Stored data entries
[Start of Attachment]

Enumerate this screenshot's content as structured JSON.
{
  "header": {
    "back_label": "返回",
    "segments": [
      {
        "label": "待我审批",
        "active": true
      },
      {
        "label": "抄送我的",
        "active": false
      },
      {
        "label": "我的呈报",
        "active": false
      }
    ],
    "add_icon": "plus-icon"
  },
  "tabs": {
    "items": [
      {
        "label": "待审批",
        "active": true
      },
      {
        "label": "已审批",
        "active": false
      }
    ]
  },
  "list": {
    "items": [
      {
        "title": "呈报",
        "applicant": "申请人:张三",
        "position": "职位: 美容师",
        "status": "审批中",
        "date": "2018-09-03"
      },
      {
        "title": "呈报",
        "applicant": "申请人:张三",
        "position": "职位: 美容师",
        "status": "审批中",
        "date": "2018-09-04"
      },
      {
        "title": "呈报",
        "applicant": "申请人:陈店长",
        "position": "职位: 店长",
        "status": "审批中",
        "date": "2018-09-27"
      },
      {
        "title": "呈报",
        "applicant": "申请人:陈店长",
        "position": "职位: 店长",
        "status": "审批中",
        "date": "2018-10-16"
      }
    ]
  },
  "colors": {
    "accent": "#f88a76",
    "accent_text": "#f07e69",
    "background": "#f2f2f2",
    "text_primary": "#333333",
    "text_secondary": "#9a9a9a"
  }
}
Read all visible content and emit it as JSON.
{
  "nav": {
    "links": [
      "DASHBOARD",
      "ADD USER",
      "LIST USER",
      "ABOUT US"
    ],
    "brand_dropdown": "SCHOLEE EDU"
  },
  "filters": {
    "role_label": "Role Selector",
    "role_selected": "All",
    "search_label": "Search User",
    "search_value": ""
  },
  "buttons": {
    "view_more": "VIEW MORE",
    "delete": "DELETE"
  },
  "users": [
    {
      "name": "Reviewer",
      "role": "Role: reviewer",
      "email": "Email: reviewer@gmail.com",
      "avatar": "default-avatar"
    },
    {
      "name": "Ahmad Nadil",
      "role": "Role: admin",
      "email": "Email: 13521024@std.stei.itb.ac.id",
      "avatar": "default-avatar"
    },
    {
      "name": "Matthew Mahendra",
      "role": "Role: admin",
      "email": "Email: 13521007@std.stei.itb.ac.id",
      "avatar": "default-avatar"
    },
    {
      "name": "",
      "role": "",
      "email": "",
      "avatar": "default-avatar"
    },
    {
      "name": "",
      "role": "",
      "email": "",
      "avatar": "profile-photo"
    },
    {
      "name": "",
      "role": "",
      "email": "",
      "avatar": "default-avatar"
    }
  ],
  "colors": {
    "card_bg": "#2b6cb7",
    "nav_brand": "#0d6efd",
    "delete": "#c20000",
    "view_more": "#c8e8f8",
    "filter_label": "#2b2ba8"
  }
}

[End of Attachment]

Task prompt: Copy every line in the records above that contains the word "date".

Completed task:
        "date": "2018-09-03"
        "date": "2018-09-04"
        "date": "2018-09-27"
        "date": "2018-10-16"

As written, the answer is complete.